● THE PROBLEM
Find the string "goes" in the data, and copy out each line that has it.

● DATA LISTING
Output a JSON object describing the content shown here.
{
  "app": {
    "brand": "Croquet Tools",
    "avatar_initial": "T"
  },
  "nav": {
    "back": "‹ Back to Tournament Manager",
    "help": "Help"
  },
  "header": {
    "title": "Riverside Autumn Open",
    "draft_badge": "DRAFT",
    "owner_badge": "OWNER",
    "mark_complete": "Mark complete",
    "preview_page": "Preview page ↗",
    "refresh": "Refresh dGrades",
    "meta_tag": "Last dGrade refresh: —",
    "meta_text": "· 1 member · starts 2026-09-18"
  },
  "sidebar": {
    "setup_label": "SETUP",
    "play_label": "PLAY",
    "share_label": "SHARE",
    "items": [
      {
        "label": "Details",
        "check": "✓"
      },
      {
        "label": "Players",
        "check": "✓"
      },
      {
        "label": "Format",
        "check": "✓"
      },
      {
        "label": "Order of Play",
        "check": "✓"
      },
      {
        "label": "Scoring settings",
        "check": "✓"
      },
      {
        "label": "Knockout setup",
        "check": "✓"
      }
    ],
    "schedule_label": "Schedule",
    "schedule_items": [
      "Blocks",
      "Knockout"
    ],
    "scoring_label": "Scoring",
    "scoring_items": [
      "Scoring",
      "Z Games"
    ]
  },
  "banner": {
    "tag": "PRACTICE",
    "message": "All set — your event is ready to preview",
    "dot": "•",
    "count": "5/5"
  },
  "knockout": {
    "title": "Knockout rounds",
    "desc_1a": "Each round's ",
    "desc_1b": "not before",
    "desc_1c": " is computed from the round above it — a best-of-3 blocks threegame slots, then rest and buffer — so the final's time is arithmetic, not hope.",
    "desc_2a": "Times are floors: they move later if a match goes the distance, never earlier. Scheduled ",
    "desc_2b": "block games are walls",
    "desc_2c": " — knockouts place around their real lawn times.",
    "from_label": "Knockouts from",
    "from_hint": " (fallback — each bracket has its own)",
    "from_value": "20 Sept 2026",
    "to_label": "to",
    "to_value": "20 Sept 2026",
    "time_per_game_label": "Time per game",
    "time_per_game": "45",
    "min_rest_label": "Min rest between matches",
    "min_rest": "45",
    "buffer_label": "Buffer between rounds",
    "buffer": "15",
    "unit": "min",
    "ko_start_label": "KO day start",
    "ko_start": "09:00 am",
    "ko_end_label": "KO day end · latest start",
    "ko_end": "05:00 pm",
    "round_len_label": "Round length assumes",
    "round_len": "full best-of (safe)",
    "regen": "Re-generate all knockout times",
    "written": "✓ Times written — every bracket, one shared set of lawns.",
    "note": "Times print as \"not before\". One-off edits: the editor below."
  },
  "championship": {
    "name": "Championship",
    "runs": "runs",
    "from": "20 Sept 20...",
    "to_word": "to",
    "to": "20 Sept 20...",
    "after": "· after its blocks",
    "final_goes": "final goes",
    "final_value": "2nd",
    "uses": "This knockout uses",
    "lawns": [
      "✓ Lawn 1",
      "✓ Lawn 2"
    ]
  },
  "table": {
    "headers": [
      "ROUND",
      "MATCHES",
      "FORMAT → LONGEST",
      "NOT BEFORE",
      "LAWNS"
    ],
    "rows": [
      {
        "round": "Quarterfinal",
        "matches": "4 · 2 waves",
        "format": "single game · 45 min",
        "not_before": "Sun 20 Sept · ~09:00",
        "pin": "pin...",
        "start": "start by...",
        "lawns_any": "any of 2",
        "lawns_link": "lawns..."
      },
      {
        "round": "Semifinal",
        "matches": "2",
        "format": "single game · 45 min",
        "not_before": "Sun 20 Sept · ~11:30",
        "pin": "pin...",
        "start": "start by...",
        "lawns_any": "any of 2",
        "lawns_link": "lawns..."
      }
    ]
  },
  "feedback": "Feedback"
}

● TASK SOLUTION
    "desc_2a": "Times are floors: they move later if a match goes the distance, never earlier. Scheduled ",
    "final_goes": "final goes",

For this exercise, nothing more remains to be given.